A couple of years back, during my brother's commencement at Northeastern University, Reverend William H. Grey III encapsulated a few ideas that I had been musing over in nebulous fashion. The Reverend, after serving 13 years in the U.S. House of Representatives for the state of Pennsylvania in many distinguished positions, resigned to take the position of president and CEO of the United Negro College Fund. In brief, he gave a rip-roaring speech, and in the process outlines his recipe for success, something that he knew from first-hand experience. I took notes.
I'm sure he wouldn't mind if I were to spill out his simple ingredients from my bully pulpit. I could give you the fire-and-brimstone version, but sometimes brevity works just as well. But remember, the Reverend never mentioned design or AIGA. I leave it to you to mix them together. Here goes.
Excellence. A constant striving for excellence is paramount. That means a continuous process of self-education and a goal of performing at the highest caliber.
Gratitude. There is no such thing as the self-made man or women. Everyone has a parent, grandparent, spouse or equivalent, friend, teacher, or someone who was there for you when you needed it. Don't forget that on the way up.
Service. A sense of service, of giving back, is key. Someone, somewhere helped yo get where you are today. Whether it's one-on-one, in a classroom or a community, don't fail to share some of what you have learned and gained with others.
Love. Ain't got it, ain't got nothing. Love what you do and love some more. Sound corny? Think about it.
So there you have the ingredients that truly measure success. No skimping on this recipe - you’ve got to mix it all in equal proportions. Of course, the catch to this simple mixture is that you've got to cook it up yourself. Go whip up a batch. Season as necessary. And if you want the fire-and-brimstone version of the above, give me a call.
[The above was written for the quarterly newsletter for the Boston Chapter of the American Institute of Graphic Arts.

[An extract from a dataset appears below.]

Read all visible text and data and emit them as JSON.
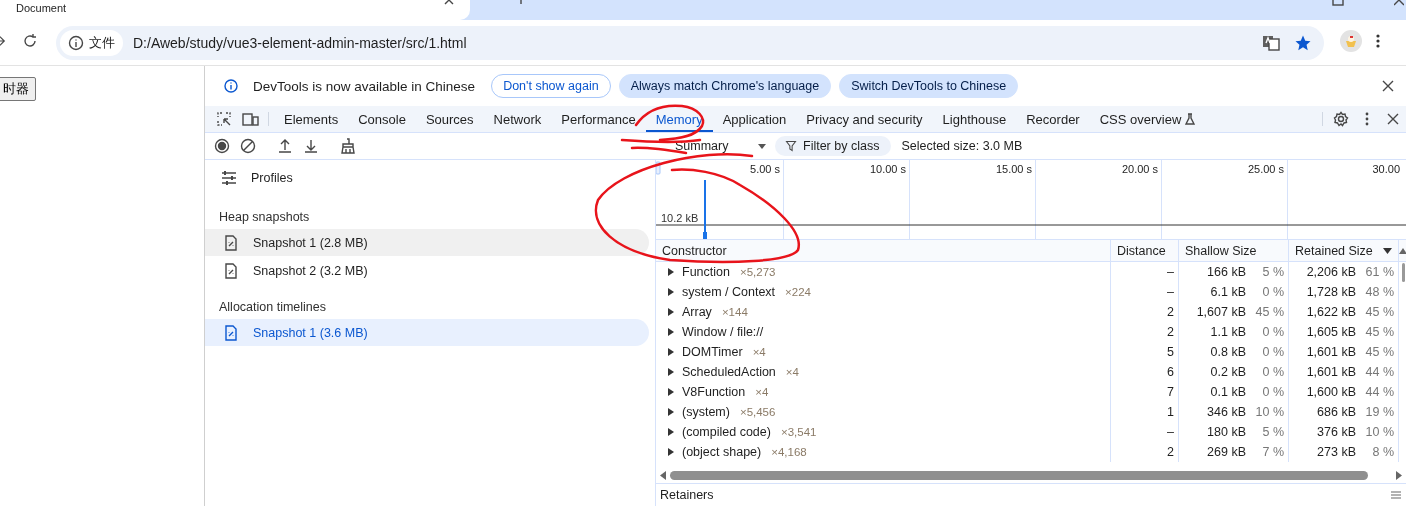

Upon publication I received only one bit of feedback, a short note from Tom Corey, president of Corey + Company, Watertown, Massachusetts. Before Tom passed away in 1997, his firm was responsible for many leading entertainment identities such as Mtv, VH1, and Nickelodeon. His brief note said "Marc, Thanks for reminding me. Tom." Of all the awards or recognitions I’ve ever received, that note has always meant the most, as Tom was always a hero of mine.]